ERIC Number: ED332660
Record Type: Non-Journal
Publication Date: 1986
Reference Count: N/A
Helping Users Help Themselves.
O'Malley, Claire E.
This discussion of the design of user-initiated help systems in computers focuses on the information that users actively seek to help them with their tasks, with emphasis on how to help users ask the questions that will bridge the gap between the initial internal (mental) form of the query and their information need as expressed by the system. Ways to help users ask questions are suggested, and examples are provided of information structuring on the Ceefax teletext system and the UNIX and Rabbit computer systems. The process of formulating a question is discussed, including the different types of questions that can crop up when going from an initial vague question to the final answer. It is argued that, although several different methods of getting help should be made available to the user, it is important that all of these systems form a well-integrated whole that enables the user to go from each subsystem to the next in a smooth and uninterrupted fashion. The need for dynamic structures that will enable users to structure or restructure the information to suit their own purposes is then discussed and "hypertext" is suggested as one method of providing such a structure. It is concluded that current systems tend to handle internally generated questions with natural language or database-query kinds of questions, and externally generated questions with "direct manipulation" interfaces. Designers are urged to consider both types of information gathering mechanisms more systematically for both kinds of questions. Seven figures, and eight footnotes are included. (EW)
Publication Type: Opinion Papers; Reports - Evaluative
Education Level: N/A

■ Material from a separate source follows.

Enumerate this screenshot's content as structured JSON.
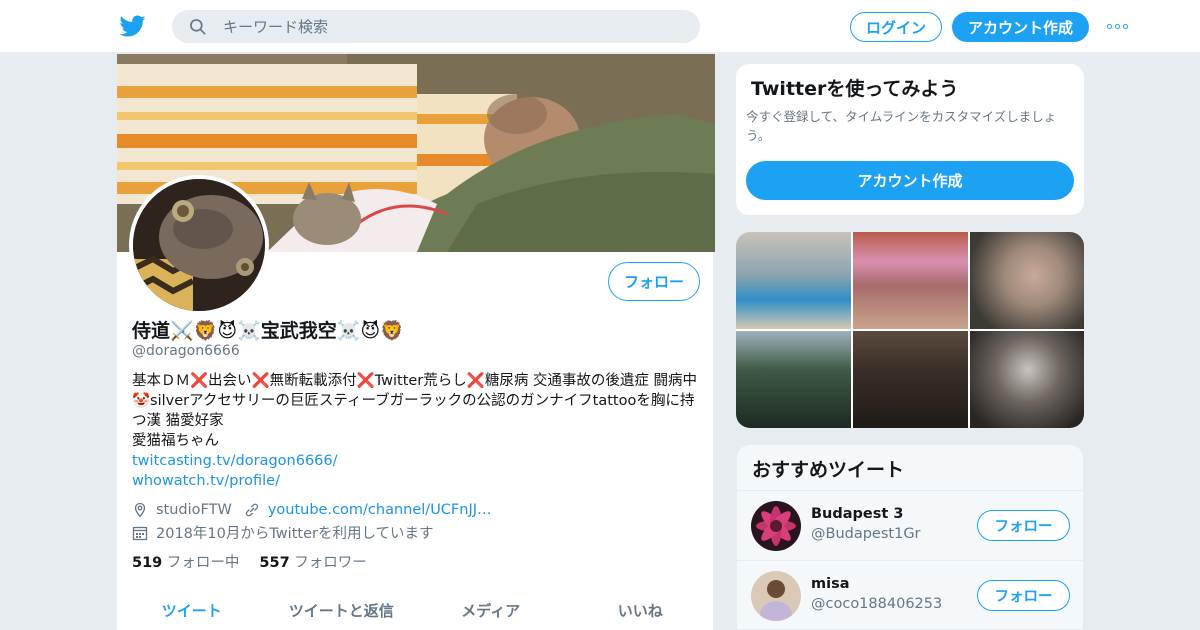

Authoring Institution: Open Univ., Walton, Bletchley, Bucks (England). Inst. of Educational Technology.
Identifiers - Location: United Kingdom (England)